This week just-food ran an interview with Finsbury Food Group’s finance boss, Stephen Boyd, who said the UK cake and bread maker is open to more acquisitions. Elsewhere a reshuffle at the top of PepsiCo sent the rumour mill flying the US group could be lining up a successor to replace CEO Indra Nooyi. Premier Foods turned down another takeover proposal from McCormick but did agree to meet with its US suitor. And Fyffes announced the acquisition of Canadian mushroom processor Highline Produce. Here is the week in quotes.

“We will be wanting to acquire in areas which make sense for us, foodservice, cake or bread, whether it be to consolidate the market or take opportunities in areas where there is niche capability” – Finsbury Food Group finance director Stephen Boyd says the group is open to doing more deals.

“We see this playing out in one of two main ways: One, CEO Indra Nooyi decides to depart PepsiCo relatively soon, in which case we believe Al Carey would be next in-line for the top spot. We think Carey would be a very capable CEO of PepsiCo given his extensive experience at the company. Or, two, CEO Nooyi remains at the helm for the next couple/few years, which could raise doubts on Carey’s candidacy for CEO given he is several years older than Nooyi. This to us would suggest that [group CFO] Hugh Johnston as well as both Kirk Tanner and Vivek Sankaran are the ones to watch” – Wells Fargo Securities analyst Bonnie Herzog weighs up options for who could be next in line for the throne as a reshuffle at the top prompts press speculation PepsiCo could be lining up a successor to chairman and CEO Indra Nooyi.

“The board is, however, prepared for meetings to take place in order to discuss value drivers, a review of material pensions documentation, current trading and material contracts, and so to establish whether McCormick will increase its offer price to a recommendable level. It will also be important for McCormick to demonstrate to the board that any revised proposal is deliverable” – Premier Foods plc agrees for its board to meet McCormick & Co. despite having turned down another proposed offer from the US spices group.
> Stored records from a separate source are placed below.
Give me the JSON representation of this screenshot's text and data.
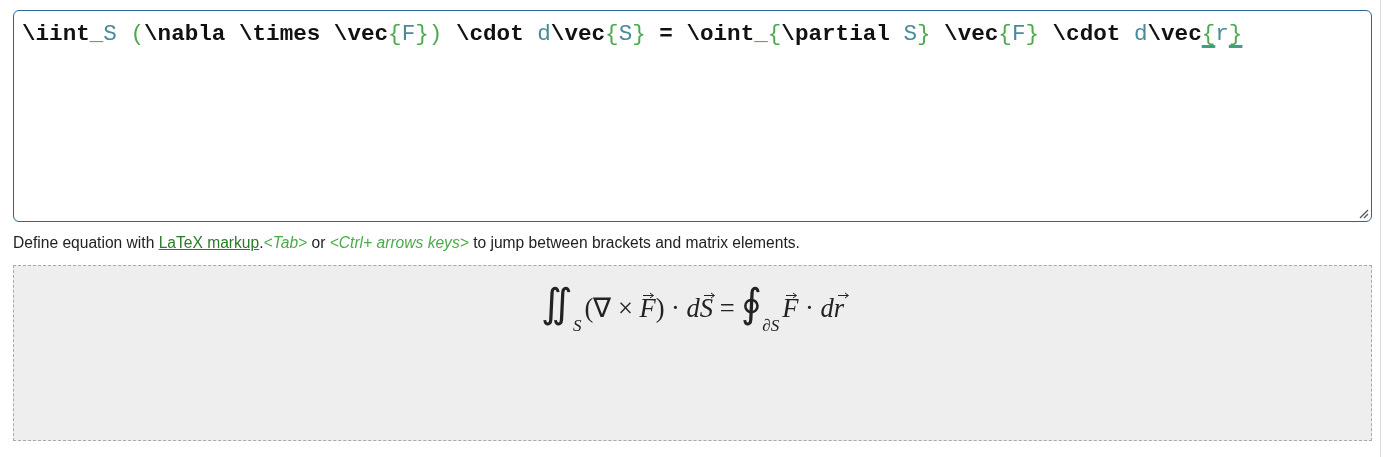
{
  "editor": {
    "tokens": [
      {
        "kind": "command",
        "text": "\\iint",
        "matched": false
      },
      {
        "kind": "symbol",
        "text": "_",
        "matched": false
      },
      {
        "kind": "arg",
        "text": "S ",
        "matched": false
      },
      {
        "kind": "symbol",
        "text": "(",
        "matched": false
      },
      {
        "kind": "command",
        "text": "\\nabla \\times \\vec",
        "matched": false
      },
      {
        "kind": "symbol",
        "text": "{",
        "matched": false
      },
      {
        "kind": "arg",
        "text": "F",
        "matched": false
      },
      {
        "kind": "symbol",
        "text": "})",
        "matched": false
      },
      {
        "kind": "command",
        "text": " \\cdot ",
        "matched": false
      },
      {
        "kind": "arg",
        "text": "d",
        "matched": false
      },
      {
        "kind": "command",
        "text": "\\vec",
        "matched": false
      },
      {
        "kind": "symbol",
        "text": "{",
        "matched": false
      },
      {
        "kind": "arg",
        "text": "S",
        "matched": false
      },
      {
        "kind": "symbol",
        "text": "}",
        "matched": false
      },
      {
        "kind": "command",
        "text": " = \\oint",
        "matched": false
      },
      {
        "kind": "symbol",
        "text": "_{",
        "matched": false
      },
      {
        "kind": "command",
        "text": "\\partial ",
        "matched": false
      },
      {
        "kind": "arg",
        "text": "S",
        "matched": false
      },
      {
        "kind": "symbol",
        "text": "}",
        "matched": false
      },
      {
        "kind": "command",
        "text": " \\vec",
        "matched": false
      },
      {
        "kind": "symbol",
        "text": "{",
        "matched": false
      },
      {
        "kind": "arg",
        "text": "F",
        "matched": false
      },
      {
        "kind": "symbol",
        "text": "}",
        "matched": false
      },
      {
        "kind": "command",
        "text": " \\cdot ",
        "matched": false
      },
      {
        "kind": "arg",
        "text": "d",
        "matched": false
      },
      {
        "kind": "command",
        "text": "\\vec",
        "matched": false
      },
      {
        "kind": "symbol",
        "text": "{",
        "matched": true
      },
      {
        "kind": "arg",
        "text": "r",
        "matched": false
      },
      {
        "kind": "symbol",
        "text": "}",
        "matched": true
      }
    ]
  },
  "help": {
    "before": "Define equation with ",
    "link": "LaTeX markup",
    "after": ".*<Tab>* or *<Ctrl+ arrows keys>* to jump between brackets and matrix elements."
  },
  "preview": {
    "formula": [
      {
        "kind": "bigop",
        "text": "∬"
      },
      {
        "kind": "sub",
        "text": "S"
      },
      {
        "kind": "text",
        "text": "(∇ × "
      },
      {
        "kind": "vec",
        "text": "F"
      },
      {
        "kind": "text",
        "text": ") · "
      },
      {
        "kind": "var",
        "text": "d"
      },
      {
        "kind": "vec",
        "text": "S"
      },
      {
        "kind": "text",
        "text": " = "
      },
      {
        "kind": "bigop",
        "text": "∮"
      },
      {
        "kind": "sub",
        "text": "∂S"
      },
      {
        "kind": "vec",
        "text": "F"
      },
      {
        "kind": "text",
        "text": " · "
      },
      {
        "kind": "var",
        "text": "d"
      },
      {
        "kind": "vec",
        "text": "r"
      }
    ]
  }
}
“Consider the number of consumers that are more concerned with local and sustainable production today, the growing demand for organic and natural production practices, the fear of [genetically modified organisms], and all other trends in our modern society. Are people that are continually more concerned with method of production also likely to purchase cultured meat products?” – Professor Keith Belk, professor of meat safety and quality in the department of animal sciences at the US’s Colorado State University, is sceptical about market potential for lab-grown meat.

“It is very confusing for consumers. We have come in with a completely different standard and… we are working to communicate that. We are trying to show transparency as to precisely what goes on on our farms” – Jenni Danby, chief marketing officer for The Happy Egg Co.’s US arm, tells just-food there is a lack of understanding among US consumers of the difference between cage-free and free-range production.

“While Aldi is still very much a hard discounter, it is limited to its own products and has a limited number of SKUs whereas Lidl is moving towards some sub-discount concept – you can see more and more branded products in their stores and so I don’t see any reason we wouldn’t play in that game. We need to play cautiously –  we don’t want to be at the mercy of these people but at the same time there is a way to do business with them without compromising ourselves” – Nomad Foods CEO Stefan Descheemaeker says there is a way for the European frozen food group, which is looking to get sales and profits growing again, to ride the wave of discount retailers in the region.

“This transaction fits perfectly with Fyffes’ strategic objective of adding an additional product to its existing three through the acquisition of an established, successful, integrated operator in a category with significant scale” – Fyffes chairman David McCann on the group’s acquisition of Canadian mushroom processor Highline Produce.

“We aim to reinvigorate our fresh milk and ingredients business in Scotland and propose to invest to make Bellshill a centre of excellence for dairy, benefiting consumers, customers, employees and farmers. It is important to stress that the status quo is just not viable in the medium term. Our Scottish dairies are inefficient and costly which is putting a brake on the innovation and investment needed to stimulate new demand for dairy products” –  Andrew McInnes, MD of Müller Milk & Ingredients explains why the German dairy giant is considering closing two Scottish dairies.

“Even in the face of a challenging economic environment, we have identified a significant opportunity to expand our operations in Pernambuco, given the growing consumer demand in the north east” – José Roberto Rodrigues, vice president of corporate relations and legal affairs at BRF, on the Brazilian meat group’s plans to expand and modernise a production plant in Vitória de Santo Antao.

“We have come across instances where in Uttar Pradesh, standards for ‘macaroni products’ are being applied for ‘instant noodles with seasoning’ which is erroneous and misleading. Industry members, including Nestle India, have made a representation to the FSSAI to remove this confusion which is unwarranted. We categorically re-iterate that testing of ‘instant noodles’ against norms set for ‘macaroni products’ will reflect in incorrect results and wrong interpretations” – amid fresh claims over Nestle’s Maggi products in India, a company spokesperson criticises testing standards, which it says has in the past resulted in “misleading results” on the noodles.